Source material:
%%

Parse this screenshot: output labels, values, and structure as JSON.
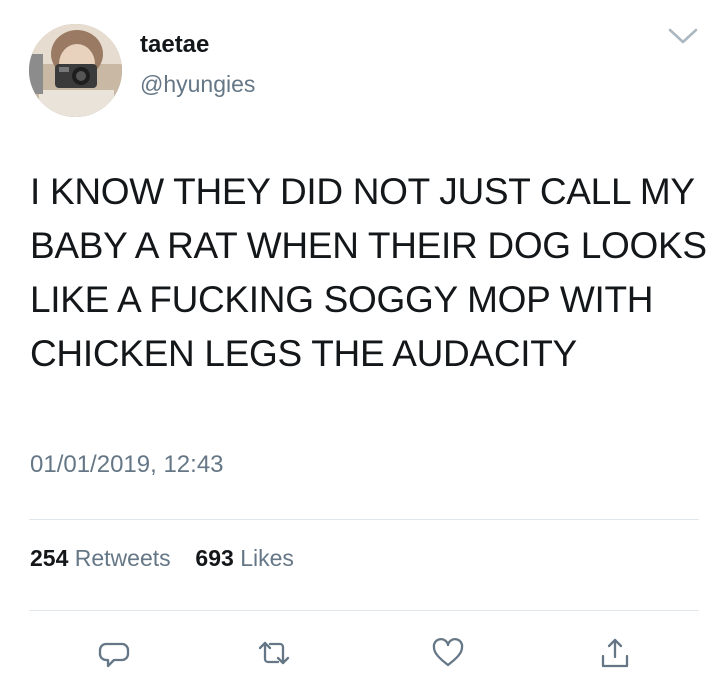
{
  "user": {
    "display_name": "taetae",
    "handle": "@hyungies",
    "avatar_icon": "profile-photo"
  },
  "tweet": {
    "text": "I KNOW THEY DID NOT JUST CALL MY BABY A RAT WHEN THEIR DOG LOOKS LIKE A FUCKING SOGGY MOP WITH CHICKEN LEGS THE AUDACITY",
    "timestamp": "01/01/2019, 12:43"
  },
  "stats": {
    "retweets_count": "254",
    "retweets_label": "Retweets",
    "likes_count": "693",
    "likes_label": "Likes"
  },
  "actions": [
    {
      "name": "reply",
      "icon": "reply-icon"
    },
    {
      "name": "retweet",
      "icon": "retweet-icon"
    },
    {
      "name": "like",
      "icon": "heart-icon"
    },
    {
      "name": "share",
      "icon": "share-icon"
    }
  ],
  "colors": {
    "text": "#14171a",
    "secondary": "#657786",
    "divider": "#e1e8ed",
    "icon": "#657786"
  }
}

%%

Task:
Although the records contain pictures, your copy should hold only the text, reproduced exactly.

Result:
Parse this screenshot: output labels, values, and structure as JSON.
{
  "user": {
    "display_name": "taetae",
    "handle": "@hyungies",
    "avatar_icon": "profile-photo"
  },
  "tweet": {
    "text": "I KNOW THEY DID NOT JUST CALL MY BABY A RAT WHEN THEIR DOG LOOKS LIKE A FUCKING SOGGY MOP WITH CHICKEN LEGS THE AUDACITY",
    "timestamp": "01/01/2019, 12:43"
  },
  "stats": {
    "retweets_count": "254",
    "retweets_label": "Retweets",
    "likes_count": "693",
    "likes_label": "Likes"
  },
  "actions": [
    {
      "name": "reply",
      "icon": "reply-icon"
    },
    {
      "name": "retweet",
      "icon": "retweet-icon"
    },
    {
      "name": "like",
      "icon": "heart-icon"
    },
    {
      "name": "share",
      "icon": "share-icon"
    }
  ],
  "colors": {
    "text": "#14171a",
    "secondary": "#657786",
    "divider": "#e1e8ed",
    "icon": "#657786"
  }
}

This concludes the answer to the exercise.